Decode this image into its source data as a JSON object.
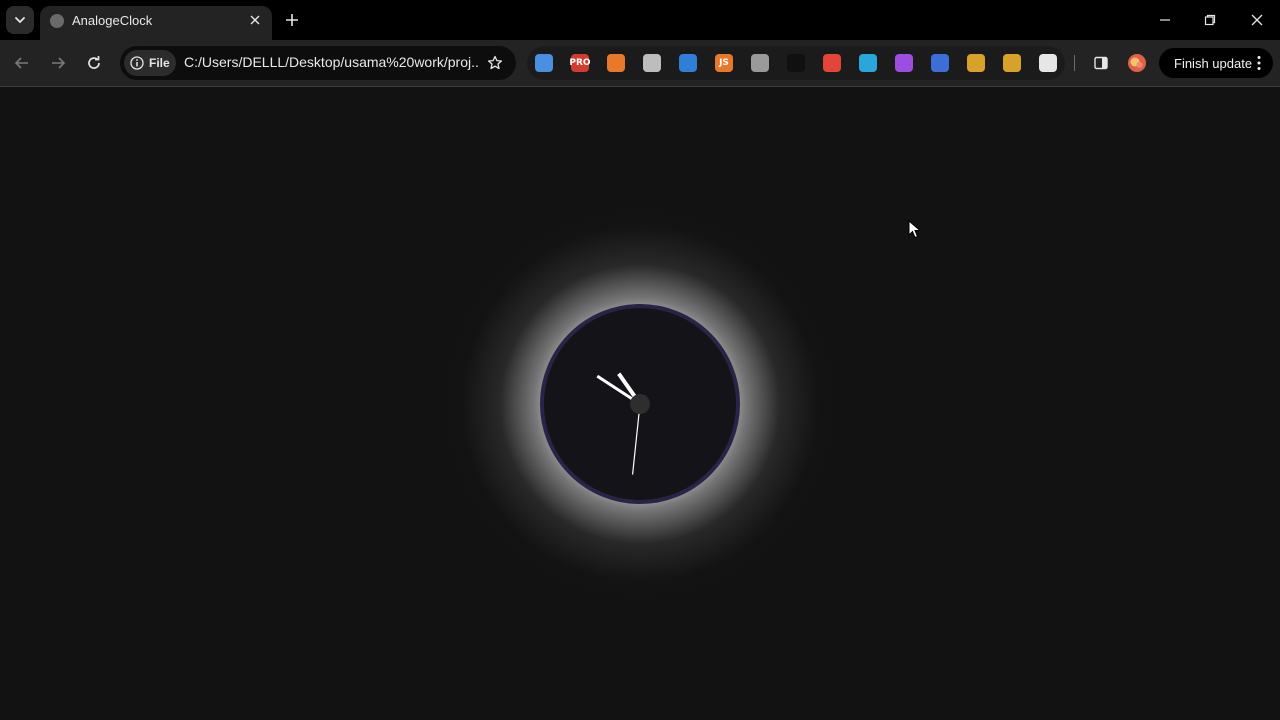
{
  "browser": {
    "tab": {
      "title": "AnalogeClock"
    },
    "address": {
      "site_chip_label": "File",
      "url": "C:/Users/DELLL/Desktop/usama%20work/proj..."
    },
    "update_button": {
      "label": "Finish update"
    },
    "extensions": [
      {
        "name": "ext-map-icon",
        "color": "#4a8fe0"
      },
      {
        "name": "ext-pro-icon",
        "color": "#d23b2f",
        "text": "PRO"
      },
      {
        "name": "ext-orange-icon",
        "color": "#e8792b"
      },
      {
        "name": "ext-cloud-icon",
        "color": "#bdbdbd"
      },
      {
        "name": "ext-blue-diamond-icon",
        "color": "#2f7fd8"
      },
      {
        "name": "ext-js-icon",
        "color": "#e8792b",
        "text": "JS"
      },
      {
        "name": "ext-fullscreen-icon",
        "color": "#9a9a9a"
      },
      {
        "name": "ext-dark-square-icon",
        "color": "#101010"
      },
      {
        "name": "ext-fire-icon",
        "color": "#e2463a"
      },
      {
        "name": "ext-shield-icon",
        "color": "#2aa7d8"
      },
      {
        "name": "ext-color-wheel-icon",
        "color": "#9b4ee0"
      },
      {
        "name": "ext-cube-icon",
        "color": "#3c6fd6"
      },
      {
        "name": "ext-wand-icon",
        "color": "#d8a12a"
      },
      {
        "name": "ext-download-icon",
        "color": "#d8a12a"
      },
      {
        "name": "extensions-puzzle-icon",
        "color": "#e6e6e6"
      }
    ]
  },
  "clock": {
    "face_color": "#141318",
    "rim_color": "#2a2347",
    "hand_color": "#ffffff",
    "center_color": "#2e2e2e",
    "time": {
      "hour": 10,
      "minute": 50,
      "second": 31
    }
  }
}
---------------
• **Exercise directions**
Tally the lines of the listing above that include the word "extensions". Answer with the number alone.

• **Result for this task**
2